▶ Your task:
Scan the following material for the string "Omboyy" and copy each line in which it appears.
[Start of Attachment]
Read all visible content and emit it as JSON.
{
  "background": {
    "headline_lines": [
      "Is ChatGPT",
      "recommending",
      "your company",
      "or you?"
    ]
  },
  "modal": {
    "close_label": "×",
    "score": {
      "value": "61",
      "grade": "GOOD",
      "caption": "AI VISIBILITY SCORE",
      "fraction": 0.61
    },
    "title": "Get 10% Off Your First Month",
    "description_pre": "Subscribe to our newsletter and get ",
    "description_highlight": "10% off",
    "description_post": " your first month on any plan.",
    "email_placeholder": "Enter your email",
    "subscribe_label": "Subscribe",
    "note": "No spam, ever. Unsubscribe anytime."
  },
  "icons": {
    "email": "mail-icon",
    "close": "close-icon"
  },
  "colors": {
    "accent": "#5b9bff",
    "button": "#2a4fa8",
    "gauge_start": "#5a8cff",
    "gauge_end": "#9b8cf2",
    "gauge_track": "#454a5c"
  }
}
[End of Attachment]
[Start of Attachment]
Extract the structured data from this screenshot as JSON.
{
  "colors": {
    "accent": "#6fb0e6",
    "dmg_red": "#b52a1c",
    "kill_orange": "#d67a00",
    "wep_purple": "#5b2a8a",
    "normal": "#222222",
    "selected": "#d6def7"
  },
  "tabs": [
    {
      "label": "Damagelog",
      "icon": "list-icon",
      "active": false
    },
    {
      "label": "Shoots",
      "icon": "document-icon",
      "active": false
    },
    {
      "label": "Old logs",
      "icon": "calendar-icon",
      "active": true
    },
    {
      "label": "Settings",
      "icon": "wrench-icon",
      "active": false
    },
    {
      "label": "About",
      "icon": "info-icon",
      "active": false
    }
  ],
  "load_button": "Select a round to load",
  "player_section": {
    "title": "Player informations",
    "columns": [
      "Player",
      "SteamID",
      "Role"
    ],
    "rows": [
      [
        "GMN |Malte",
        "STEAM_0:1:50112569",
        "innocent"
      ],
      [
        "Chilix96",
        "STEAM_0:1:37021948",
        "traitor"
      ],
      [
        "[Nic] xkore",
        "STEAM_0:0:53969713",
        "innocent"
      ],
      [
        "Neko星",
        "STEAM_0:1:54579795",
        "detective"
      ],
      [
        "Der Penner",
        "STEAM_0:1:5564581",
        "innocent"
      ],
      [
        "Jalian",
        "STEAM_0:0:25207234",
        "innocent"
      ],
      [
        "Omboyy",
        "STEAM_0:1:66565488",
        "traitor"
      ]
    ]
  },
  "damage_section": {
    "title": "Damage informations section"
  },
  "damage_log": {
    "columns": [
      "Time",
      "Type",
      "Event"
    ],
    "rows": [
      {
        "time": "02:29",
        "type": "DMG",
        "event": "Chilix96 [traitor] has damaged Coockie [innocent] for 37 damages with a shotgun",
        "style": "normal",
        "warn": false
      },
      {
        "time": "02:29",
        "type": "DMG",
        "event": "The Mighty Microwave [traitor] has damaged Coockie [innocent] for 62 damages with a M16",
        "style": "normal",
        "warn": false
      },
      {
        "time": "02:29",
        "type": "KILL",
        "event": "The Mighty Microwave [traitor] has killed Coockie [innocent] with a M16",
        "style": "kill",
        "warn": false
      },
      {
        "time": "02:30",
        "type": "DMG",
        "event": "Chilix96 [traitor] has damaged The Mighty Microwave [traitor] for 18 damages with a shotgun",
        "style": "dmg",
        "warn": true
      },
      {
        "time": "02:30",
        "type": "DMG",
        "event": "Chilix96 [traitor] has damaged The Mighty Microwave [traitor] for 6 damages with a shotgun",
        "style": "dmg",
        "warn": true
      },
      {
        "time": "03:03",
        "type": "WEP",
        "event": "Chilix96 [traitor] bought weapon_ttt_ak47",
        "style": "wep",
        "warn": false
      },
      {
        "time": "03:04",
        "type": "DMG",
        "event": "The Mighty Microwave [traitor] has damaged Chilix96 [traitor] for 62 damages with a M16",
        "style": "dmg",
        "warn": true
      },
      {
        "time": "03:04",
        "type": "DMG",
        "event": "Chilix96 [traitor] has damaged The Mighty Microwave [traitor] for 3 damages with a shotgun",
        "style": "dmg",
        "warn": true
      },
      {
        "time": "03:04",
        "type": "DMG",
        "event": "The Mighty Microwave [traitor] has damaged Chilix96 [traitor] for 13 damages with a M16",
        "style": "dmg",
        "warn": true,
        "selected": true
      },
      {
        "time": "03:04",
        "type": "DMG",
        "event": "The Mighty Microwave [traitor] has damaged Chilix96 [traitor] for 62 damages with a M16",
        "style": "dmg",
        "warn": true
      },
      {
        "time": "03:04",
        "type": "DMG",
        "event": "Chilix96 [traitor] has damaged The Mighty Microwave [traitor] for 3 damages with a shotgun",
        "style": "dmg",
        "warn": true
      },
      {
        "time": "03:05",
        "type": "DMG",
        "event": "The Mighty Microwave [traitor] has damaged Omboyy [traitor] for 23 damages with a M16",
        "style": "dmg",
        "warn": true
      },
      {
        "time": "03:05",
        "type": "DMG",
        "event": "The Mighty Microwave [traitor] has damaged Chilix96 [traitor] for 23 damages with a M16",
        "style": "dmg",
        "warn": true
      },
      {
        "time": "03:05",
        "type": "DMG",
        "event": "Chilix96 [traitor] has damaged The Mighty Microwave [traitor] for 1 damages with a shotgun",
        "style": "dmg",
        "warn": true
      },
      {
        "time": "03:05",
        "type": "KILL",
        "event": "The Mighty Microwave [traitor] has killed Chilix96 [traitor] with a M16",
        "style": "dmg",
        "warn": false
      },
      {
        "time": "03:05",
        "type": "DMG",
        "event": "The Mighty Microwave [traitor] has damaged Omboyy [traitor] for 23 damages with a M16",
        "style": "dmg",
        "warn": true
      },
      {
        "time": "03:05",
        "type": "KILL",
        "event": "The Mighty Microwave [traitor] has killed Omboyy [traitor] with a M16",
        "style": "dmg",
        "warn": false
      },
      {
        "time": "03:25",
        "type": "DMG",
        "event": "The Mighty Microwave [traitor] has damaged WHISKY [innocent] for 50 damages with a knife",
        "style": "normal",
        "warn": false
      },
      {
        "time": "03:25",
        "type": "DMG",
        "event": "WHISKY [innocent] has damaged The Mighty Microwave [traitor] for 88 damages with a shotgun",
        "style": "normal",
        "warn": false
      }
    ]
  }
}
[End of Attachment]
▶ Solved exercise:
        "Omboyy",
        "event": "The Mighty Microwave [traitor] has damaged Omboyy [traitor] for 23 damages with a M16",
        "event": "The Mighty Microwave [traitor] has damaged Omboyy [traitor] for 23 damages with a M16",
        "event": "The Mighty Microwave [traitor] has killed Omboyy [traitor] with a M16",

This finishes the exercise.